Stored entries
········

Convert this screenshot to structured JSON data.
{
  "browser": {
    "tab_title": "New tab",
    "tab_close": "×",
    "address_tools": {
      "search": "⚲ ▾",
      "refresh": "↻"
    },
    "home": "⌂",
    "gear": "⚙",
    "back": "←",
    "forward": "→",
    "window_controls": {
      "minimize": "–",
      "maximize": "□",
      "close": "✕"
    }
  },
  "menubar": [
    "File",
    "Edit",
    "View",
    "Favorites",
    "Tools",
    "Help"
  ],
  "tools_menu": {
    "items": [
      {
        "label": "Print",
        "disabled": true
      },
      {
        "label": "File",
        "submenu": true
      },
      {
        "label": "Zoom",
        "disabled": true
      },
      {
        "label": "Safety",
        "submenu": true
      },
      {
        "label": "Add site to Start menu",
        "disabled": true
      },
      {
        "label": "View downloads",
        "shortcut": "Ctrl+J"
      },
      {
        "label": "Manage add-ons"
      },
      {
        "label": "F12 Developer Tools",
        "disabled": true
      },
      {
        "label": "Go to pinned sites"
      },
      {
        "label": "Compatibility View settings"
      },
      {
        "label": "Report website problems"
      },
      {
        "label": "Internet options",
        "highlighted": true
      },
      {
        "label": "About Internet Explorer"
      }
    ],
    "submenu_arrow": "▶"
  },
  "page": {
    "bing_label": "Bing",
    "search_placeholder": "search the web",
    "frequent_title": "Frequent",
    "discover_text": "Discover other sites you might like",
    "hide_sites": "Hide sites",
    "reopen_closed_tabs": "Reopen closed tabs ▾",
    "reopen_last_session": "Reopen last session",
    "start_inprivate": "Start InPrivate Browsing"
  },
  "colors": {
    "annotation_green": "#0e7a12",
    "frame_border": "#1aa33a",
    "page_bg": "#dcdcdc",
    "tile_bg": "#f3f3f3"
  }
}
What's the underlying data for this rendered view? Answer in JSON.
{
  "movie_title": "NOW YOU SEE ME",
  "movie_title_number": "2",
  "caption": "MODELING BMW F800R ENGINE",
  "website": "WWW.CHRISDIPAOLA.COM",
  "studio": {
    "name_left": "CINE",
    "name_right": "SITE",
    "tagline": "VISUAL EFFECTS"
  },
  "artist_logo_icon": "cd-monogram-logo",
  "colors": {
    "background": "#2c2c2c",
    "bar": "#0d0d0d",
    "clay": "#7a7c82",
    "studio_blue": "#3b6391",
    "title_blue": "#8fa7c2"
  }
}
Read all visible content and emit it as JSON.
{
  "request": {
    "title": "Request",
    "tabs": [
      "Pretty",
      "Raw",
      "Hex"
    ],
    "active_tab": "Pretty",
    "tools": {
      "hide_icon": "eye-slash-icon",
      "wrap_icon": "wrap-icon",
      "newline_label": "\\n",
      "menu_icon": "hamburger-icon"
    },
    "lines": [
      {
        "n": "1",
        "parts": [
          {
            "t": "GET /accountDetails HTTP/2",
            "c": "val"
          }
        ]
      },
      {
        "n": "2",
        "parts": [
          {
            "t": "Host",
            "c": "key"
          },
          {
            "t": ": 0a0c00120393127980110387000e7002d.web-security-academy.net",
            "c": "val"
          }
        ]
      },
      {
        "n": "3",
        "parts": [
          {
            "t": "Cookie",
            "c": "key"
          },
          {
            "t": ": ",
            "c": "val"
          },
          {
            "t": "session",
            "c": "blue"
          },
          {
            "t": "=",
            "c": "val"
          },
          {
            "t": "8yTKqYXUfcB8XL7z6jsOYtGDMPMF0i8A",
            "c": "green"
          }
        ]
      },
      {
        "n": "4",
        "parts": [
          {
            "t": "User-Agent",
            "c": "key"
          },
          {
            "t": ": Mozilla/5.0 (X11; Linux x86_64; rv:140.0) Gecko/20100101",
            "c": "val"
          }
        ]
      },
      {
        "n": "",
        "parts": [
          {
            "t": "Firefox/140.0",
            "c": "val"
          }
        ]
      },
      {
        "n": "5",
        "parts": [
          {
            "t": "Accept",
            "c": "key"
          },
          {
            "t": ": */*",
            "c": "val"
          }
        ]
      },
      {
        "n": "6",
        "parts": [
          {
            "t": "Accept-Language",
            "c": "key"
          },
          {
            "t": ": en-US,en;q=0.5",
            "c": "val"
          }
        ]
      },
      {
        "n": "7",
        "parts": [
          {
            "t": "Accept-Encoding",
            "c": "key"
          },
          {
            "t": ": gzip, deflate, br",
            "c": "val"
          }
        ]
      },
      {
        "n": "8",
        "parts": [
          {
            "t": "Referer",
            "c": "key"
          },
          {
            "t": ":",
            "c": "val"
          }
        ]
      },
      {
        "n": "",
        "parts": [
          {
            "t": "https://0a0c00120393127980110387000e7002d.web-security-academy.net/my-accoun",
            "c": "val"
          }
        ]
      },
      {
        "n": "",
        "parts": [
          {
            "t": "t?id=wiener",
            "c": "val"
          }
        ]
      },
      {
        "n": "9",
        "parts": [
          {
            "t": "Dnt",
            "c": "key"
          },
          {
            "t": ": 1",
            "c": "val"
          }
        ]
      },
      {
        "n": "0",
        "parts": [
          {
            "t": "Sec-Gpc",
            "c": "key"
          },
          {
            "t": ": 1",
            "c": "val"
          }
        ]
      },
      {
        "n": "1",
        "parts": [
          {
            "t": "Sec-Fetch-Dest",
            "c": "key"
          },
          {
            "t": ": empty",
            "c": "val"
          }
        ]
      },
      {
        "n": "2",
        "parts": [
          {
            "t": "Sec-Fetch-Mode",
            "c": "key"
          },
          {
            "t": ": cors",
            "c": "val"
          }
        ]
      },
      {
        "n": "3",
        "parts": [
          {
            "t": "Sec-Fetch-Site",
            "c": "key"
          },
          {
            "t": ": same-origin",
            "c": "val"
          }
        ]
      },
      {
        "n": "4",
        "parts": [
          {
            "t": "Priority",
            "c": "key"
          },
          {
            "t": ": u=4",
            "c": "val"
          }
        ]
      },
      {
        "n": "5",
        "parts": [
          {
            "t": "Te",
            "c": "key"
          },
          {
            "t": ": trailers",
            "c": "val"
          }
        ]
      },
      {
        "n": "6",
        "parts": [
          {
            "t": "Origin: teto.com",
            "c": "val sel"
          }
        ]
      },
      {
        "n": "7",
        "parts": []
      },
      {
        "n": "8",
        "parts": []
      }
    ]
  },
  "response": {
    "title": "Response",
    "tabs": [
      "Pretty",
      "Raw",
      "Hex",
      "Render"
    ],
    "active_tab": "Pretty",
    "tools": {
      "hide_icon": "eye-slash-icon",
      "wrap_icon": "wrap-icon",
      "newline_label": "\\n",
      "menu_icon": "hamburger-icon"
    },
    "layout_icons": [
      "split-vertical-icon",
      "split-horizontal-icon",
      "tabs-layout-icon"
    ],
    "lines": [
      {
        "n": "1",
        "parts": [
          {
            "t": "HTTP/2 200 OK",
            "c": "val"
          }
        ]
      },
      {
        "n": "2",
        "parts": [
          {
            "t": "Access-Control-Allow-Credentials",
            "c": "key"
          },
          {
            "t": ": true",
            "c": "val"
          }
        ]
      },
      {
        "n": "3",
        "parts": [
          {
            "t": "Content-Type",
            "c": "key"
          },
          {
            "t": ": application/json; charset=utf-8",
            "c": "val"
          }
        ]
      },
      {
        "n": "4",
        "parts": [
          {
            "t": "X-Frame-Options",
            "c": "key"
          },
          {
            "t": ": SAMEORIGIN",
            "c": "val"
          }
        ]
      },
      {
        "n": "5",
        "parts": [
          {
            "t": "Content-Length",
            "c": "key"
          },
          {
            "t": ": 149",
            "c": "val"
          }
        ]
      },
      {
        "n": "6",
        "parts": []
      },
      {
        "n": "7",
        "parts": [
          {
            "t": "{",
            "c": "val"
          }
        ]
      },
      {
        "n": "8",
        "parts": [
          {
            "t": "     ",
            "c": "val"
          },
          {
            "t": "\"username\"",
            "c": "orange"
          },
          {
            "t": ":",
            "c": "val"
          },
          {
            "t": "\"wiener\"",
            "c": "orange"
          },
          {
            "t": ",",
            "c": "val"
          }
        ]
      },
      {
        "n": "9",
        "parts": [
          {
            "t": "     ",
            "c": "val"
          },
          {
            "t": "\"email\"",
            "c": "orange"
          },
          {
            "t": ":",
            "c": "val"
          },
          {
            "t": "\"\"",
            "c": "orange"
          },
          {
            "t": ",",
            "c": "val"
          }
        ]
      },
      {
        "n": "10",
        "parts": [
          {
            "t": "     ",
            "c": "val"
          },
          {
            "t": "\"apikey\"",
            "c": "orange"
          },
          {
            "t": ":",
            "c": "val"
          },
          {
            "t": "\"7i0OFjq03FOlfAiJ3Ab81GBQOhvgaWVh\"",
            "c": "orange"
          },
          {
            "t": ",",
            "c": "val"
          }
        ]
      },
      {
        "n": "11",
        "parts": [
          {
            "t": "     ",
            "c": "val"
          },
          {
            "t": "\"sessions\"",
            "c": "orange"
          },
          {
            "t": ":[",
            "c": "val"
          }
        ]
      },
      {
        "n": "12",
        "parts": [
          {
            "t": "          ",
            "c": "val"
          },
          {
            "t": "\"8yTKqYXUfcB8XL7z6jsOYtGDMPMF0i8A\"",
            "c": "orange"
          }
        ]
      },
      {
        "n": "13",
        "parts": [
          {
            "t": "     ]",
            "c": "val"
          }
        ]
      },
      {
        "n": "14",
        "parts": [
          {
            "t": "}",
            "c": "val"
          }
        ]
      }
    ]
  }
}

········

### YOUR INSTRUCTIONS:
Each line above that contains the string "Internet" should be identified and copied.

### RESPONSE AREA:
        "label": "Internet options",
        "label": "About Internet Explorer"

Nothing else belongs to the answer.